**Task requirements**
To complete this task, print all the data below exactly but leave out the images.

━━━━━ Material for this task ━━━━━

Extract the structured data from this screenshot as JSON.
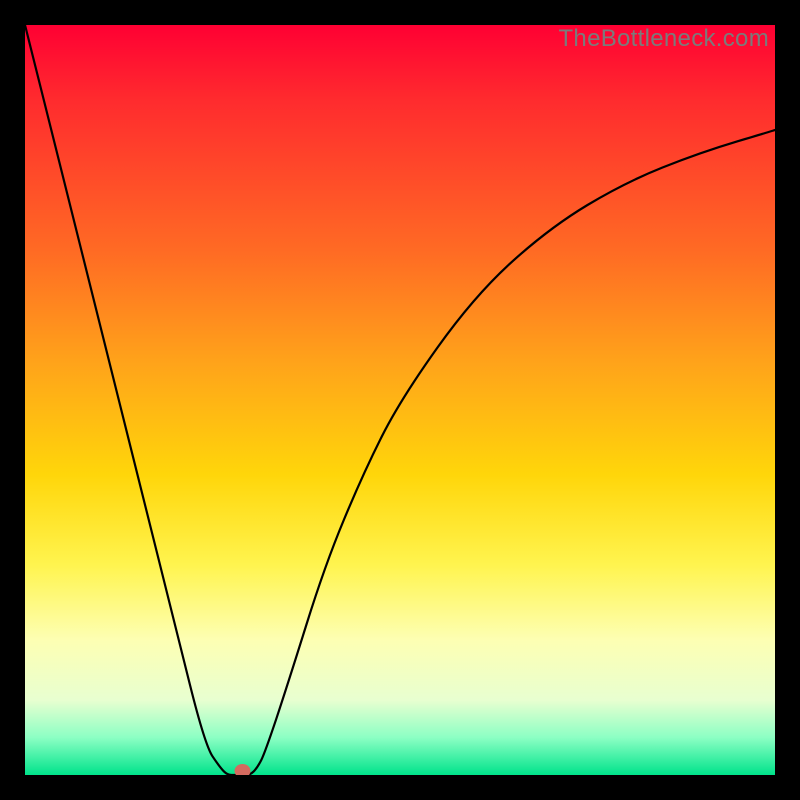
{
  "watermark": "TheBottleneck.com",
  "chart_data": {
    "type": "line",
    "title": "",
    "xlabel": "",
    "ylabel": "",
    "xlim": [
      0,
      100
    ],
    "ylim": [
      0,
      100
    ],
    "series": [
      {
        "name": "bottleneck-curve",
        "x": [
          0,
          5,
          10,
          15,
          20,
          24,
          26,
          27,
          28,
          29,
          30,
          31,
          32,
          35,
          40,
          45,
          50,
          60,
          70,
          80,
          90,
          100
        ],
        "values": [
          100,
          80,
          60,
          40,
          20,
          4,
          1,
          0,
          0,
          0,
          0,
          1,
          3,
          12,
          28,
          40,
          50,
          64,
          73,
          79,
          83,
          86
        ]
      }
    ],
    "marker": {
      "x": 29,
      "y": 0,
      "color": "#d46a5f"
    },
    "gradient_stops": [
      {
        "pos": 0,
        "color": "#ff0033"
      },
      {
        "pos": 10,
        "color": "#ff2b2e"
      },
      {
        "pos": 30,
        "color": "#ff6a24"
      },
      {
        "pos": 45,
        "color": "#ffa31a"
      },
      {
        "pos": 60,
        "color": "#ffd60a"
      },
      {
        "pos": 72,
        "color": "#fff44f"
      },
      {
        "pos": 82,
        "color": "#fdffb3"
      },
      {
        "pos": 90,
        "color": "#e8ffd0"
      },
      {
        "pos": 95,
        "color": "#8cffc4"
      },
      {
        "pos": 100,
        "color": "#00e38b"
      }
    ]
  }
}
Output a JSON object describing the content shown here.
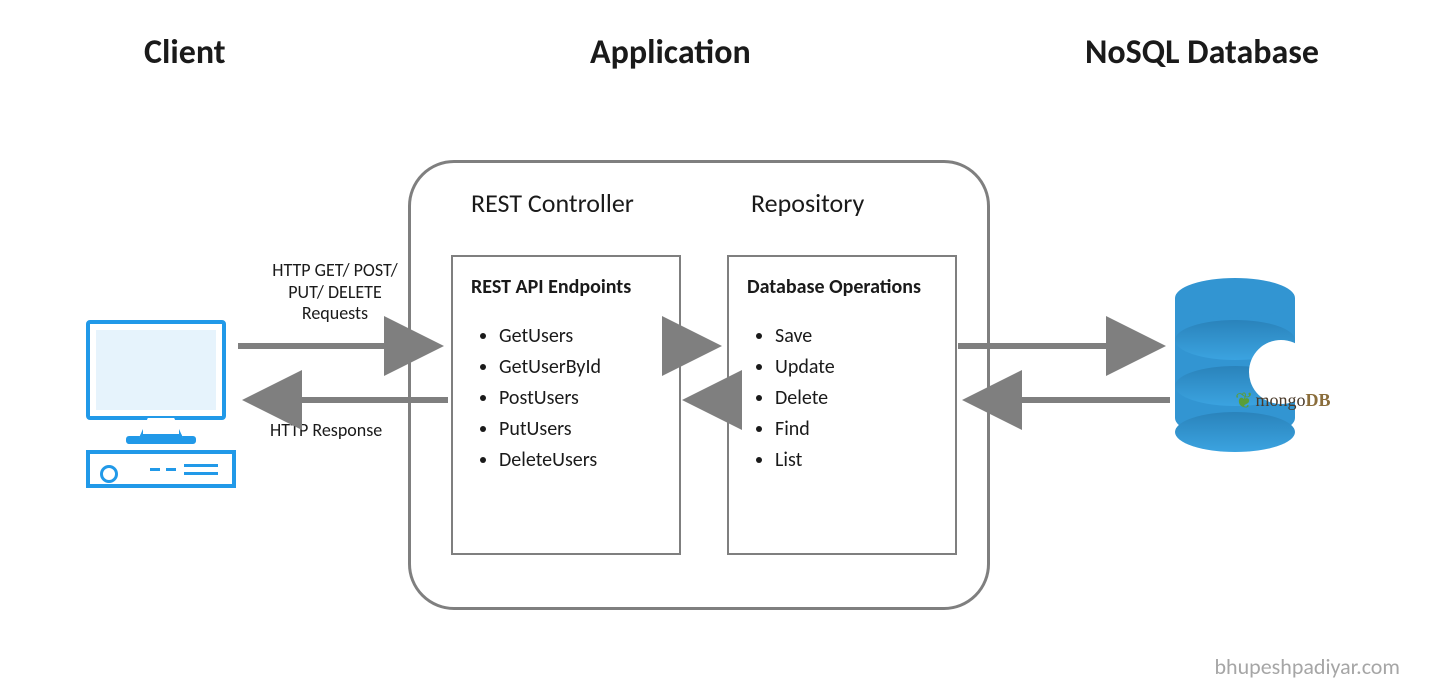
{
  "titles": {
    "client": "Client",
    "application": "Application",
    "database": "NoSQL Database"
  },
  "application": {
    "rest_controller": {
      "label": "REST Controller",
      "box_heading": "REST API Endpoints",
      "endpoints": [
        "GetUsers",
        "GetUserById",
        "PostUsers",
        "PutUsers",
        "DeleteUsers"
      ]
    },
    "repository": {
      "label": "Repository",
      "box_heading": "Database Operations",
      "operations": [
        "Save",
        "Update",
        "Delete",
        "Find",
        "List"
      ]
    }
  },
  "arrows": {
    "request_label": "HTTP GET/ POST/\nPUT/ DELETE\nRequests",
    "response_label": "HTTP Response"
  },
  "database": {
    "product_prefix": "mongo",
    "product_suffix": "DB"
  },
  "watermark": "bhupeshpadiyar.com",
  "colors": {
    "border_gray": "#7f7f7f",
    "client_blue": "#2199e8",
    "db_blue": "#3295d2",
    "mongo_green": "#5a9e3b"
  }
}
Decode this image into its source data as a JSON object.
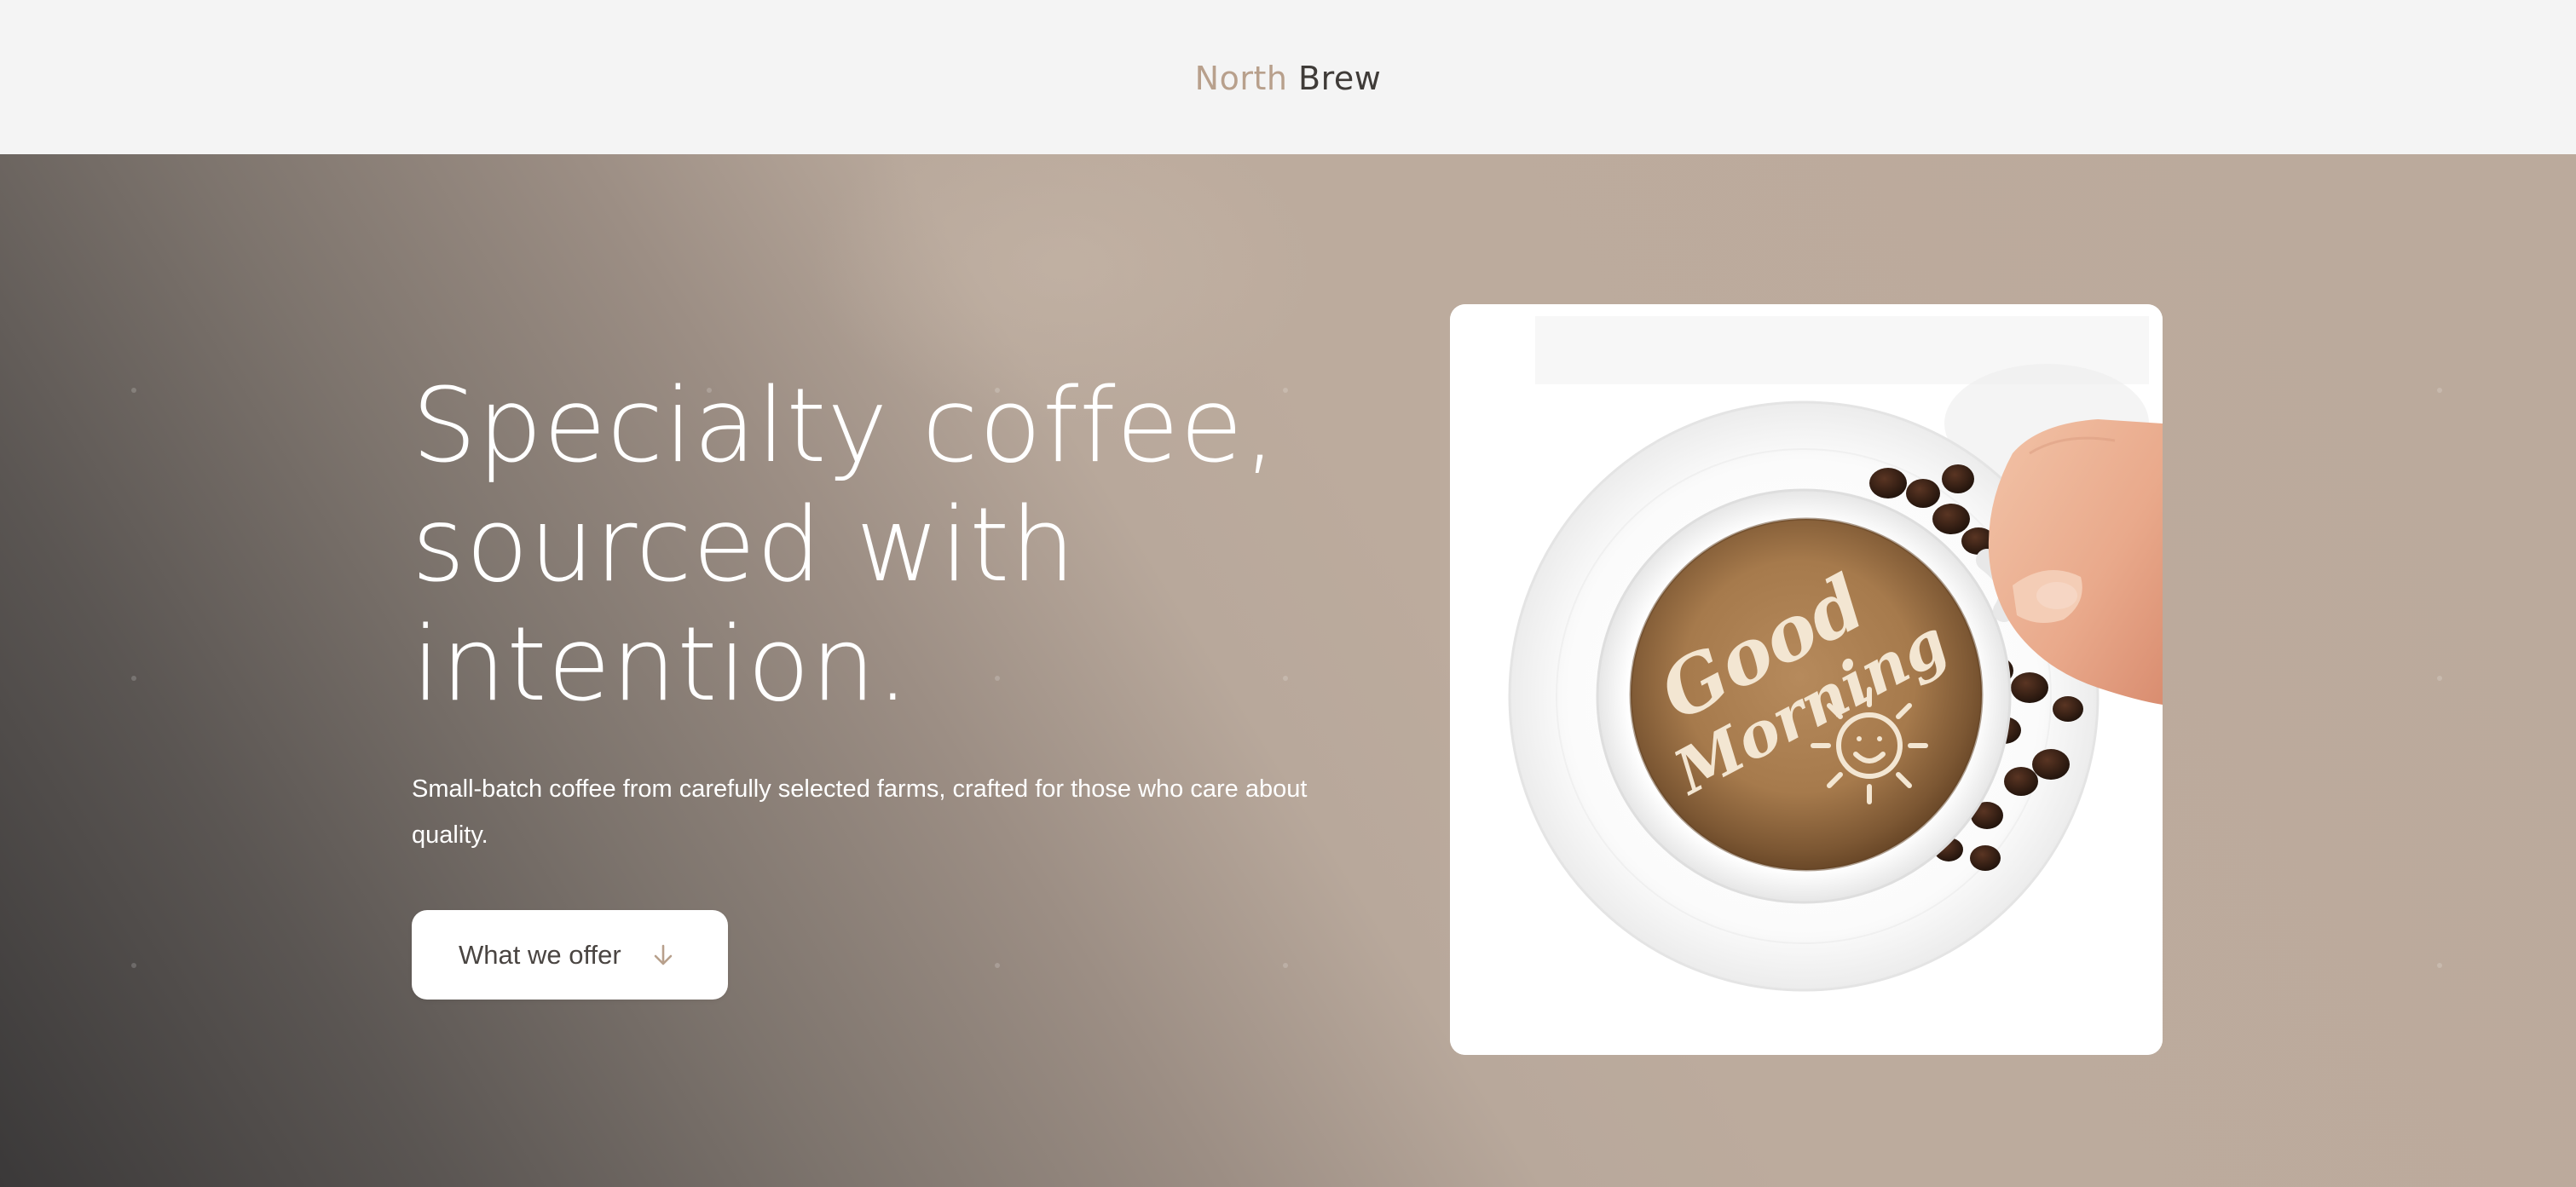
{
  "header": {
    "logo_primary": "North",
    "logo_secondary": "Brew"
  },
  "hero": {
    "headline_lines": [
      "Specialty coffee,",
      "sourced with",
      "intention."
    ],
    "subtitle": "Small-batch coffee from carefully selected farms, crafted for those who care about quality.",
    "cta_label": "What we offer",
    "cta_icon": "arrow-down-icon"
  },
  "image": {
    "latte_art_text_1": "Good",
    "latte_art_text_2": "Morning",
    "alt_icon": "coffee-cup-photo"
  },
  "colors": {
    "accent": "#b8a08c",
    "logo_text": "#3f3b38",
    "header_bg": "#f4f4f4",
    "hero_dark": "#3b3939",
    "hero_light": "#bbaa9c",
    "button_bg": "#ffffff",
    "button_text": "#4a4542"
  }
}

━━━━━

**Answer below**
Extract the structured data from this screenshot as JSON.
{
  "watermark": "TheBottleneck.com",
  "chart_data": {
    "type": "line",
    "title": "",
    "xlabel": "",
    "ylabel": "",
    "xlim": [
      0,
      100
    ],
    "ylim": [
      0,
      100
    ],
    "series": [
      {
        "name": "bottleneck-curve",
        "x": [
          0,
          5,
          10,
          15,
          20,
          24,
          26,
          27,
          28,
          29,
          30,
          31,
          32,
          35,
          40,
          45,
          50,
          60,
          70,
          80,
          90,
          100
        ],
        "values": [
          100,
          80,
          60,
          40,
          20,
          4,
          1,
          0,
          0,
          0,
          0,
          1,
          3,
          12,
          28,
          40,
          50,
          64,
          73,
          79,
          83,
          86
        ]
      }
    ],
    "marker": {
      "x": 29,
      "y": 0,
      "color": "#d46a5f"
    },
    "gradient_stops": [
      {
        "pos": 0,
        "color": "#ff0033"
      },
      {
        "pos": 10,
        "color": "#ff2b2e"
      },
      {
        "pos": 30,
        "color": "#ff6a24"
      },
      {
        "pos": 45,
        "color": "#ffa31a"
      },
      {
        "pos": 60,
        "color": "#ffd60a"
      },
      {
        "pos": 72,
        "color": "#fff44f"
      },
      {
        "pos": 82,
        "color": "#fdffb3"
      },
      {
        "pos": 90,
        "color": "#e8ffd0"
      },
      {
        "pos": 95,
        "color": "#8cffc4"
      },
      {
        "pos": 100,
        "color": "#00e38b"
      }
    ]
  }
}
Output a JSON object describing the content shown here.
{
  "titles": {
    "client": "Client",
    "application": "Application",
    "database": "NoSQL Database"
  },
  "application": {
    "rest_controller": {
      "label": "REST Controller",
      "box_heading": "REST API Endpoints",
      "endpoints": [
        "GetUsers",
        "GetUserById",
        "PostUsers",
        "PutUsers",
        "DeleteUsers"
      ]
    },
    "repository": {
      "label": "Repository",
      "box_heading": "Database Operations",
      "operations": [
        "Save",
        "Update",
        "Delete",
        "Find",
        "List"
      ]
    }
  },
  "arrows": {
    "request_label": "HTTP GET/ POST/\nPUT/ DELETE\nRequests",
    "response_label": "HTTP Response"
  },
  "database": {
    "product_prefix": "mongo",
    "product_suffix": "DB"
  },
  "watermark": "bhupeshpadiyar.com",
  "colors": {
    "border_gray": "#7f7f7f",
    "client_blue": "#2199e8",
    "db_blue": "#3295d2",
    "mongo_green": "#5a9e3b"
  }
}
Decode this image into its source data as a JSON object.
{
  "header": {
    "logo_primary": "North",
    "logo_secondary": "Brew"
  },
  "hero": {
    "headline_lines": [
      "Specialty coffee,",
      "sourced with",
      "intention."
    ],
    "subtitle": "Small-batch coffee from carefully selected farms, crafted for those who care about quality.",
    "cta_label": "What we offer",
    "cta_icon": "arrow-down-icon"
  },
  "image": {
    "latte_art_text_1": "Good",
    "latte_art_text_2": "Morning",
    "alt_icon": "coffee-cup-photo"
  },
  "colors": {
    "accent": "#b8a08c",
    "logo_text": "#3f3b38",
    "header_bg": "#f4f4f4",
    "hero_dark": "#3b3939",
    "hero_light": "#bbaa9c",
    "button_bg": "#ffffff",
    "button_text": "#4a4542"
  }
}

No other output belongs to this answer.